SALT LAKE CITY — As weight-loss surgery has become more popular over the last several years, its different procedures have also seen an increase in positive outcomes. But when considering any surgery, patients should also be aware of serious risks and side effects.
Gastric bypass surgery — the most common type of bariatric procedure — helps a person “lose weight by changing how your stomach and small intestine handle the food you eat,” according to Medline Plus.
There are three common types of gastric bypass surgery, as identified by the Mayo Clinic:
- Roux-en-Y gastric bypass — where a small pouch is created at the top of the stomach and connected directly to the small intestine.
- Sleeve gastrectomy — where a portion of the stomach is removed from the body, leaving only a “sleeve” of stomach that connects to the small intestine.
- Duodenal switch bilopancreatic diversion — where part of the stomach is removed from the body and part of the small intestine is cut off (or bypassed) from the food digestion process.
A less invasive weight-loss surgery is called laparoscopic adjustable gastric banding . In this procedure “a band containing an inflatable balloon” is put around the top of the stomach, creating “a small stomach pouch above the band with a very narrow opening to the rest of the stomach,” the Mayo Clinic’s website states. Unlike gastric bypass, this surgery is reversible.
The most obvious benefit from weight-loss surgery is that a patient can lose a large amount of weight in a short amount of time. A gastric bypass patient can typically expect to lose at least 50 percent of their excess weight following surgery, according to a 2006 study published in the Cleveland Clinic Journal of Medicine.
Most bypass surgeries are done using minimally invasive (laparoscopic) surgery, which can help decrease hospital stay time and speed up a patient's recovery.
A 2009 study on the effects of gastric bypass surgery on obese women found that Roux-en-Y surgery was reducing or eliminating insulin needs for patients with diabetes, as well as reducing diabetic medical complications altogether.
About 95 percent of patients report an improved quality of life after bariatric surgery, and some studies suggest they live longer as well, according to WebMD.
Bariatric surgeries do come with the possibility of negative side effects, such as:
- Food may empty into the small intestine too quickly and lead to dumping syndrome. This can cause diarrhea and make the patient feel faint, shaky and nauseated.
- Certain foods a person is used to eating may need to be eliminated from the diet due to digestive irritabilities.
- There is a chance of hernia at the site of the surgical incision (especially in duodenal switch with biliopancreatic diversion surgery).

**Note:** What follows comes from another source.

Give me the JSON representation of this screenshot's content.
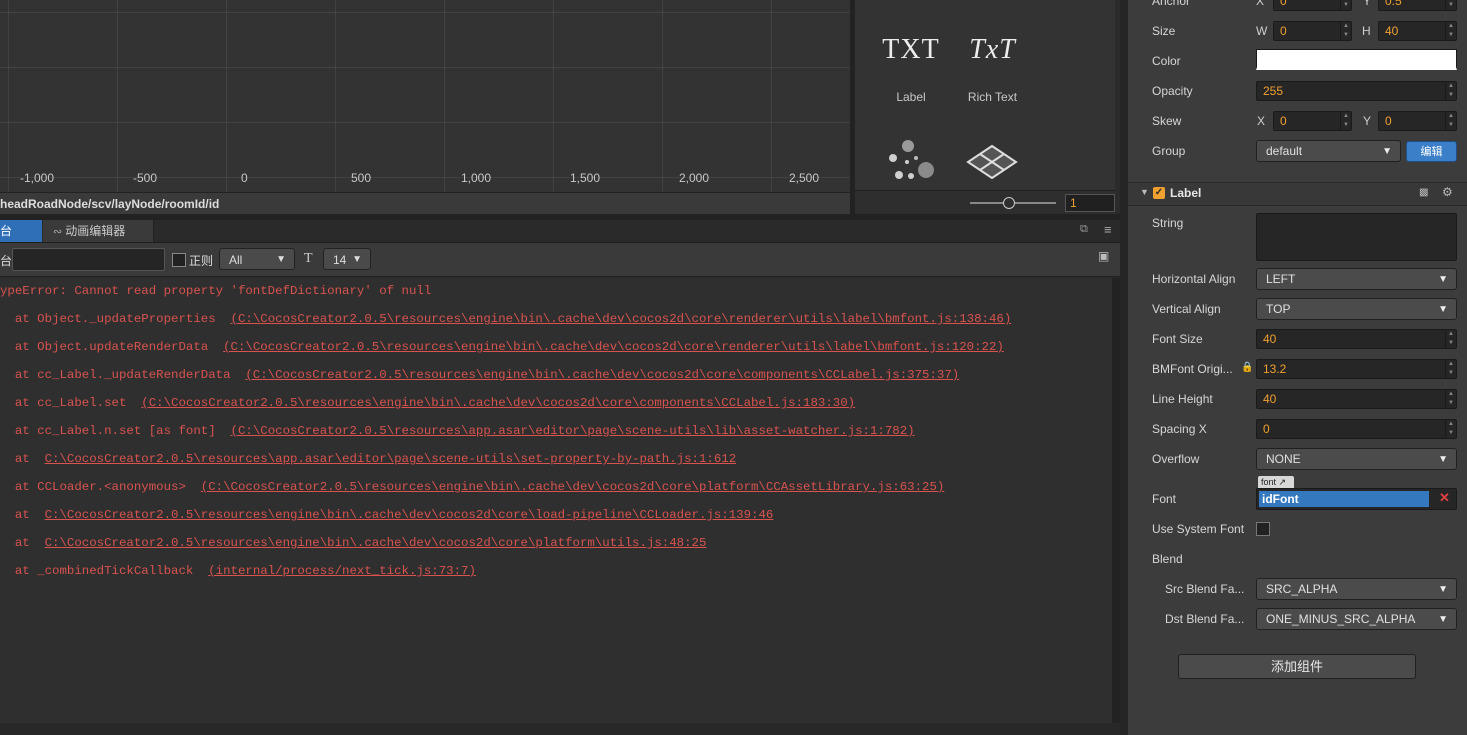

Gastric bypass can make it hard for your body to get enough nutrition, so deficiency in iron, calcium, magnesium or vitamins is common and continual.
Because patients seeking this type of surgery are unhealthy to begin with, death is a real possibility — not from the surgery itself, but the possibility of medical complications afterward.
Making the decision
Gastric bypass patients must make permanent healthy changes to their diet and get regular exercise to help ensure the long-term success the surgery.
Deciding whether to get this surgery is very personal — it is not for everyone, and patients should be prepared for serious complications. But obesity also carries great risks, and if every other weight-loss option has failed a person may have no other choice than surgery.
Contributing: Jordan Ormond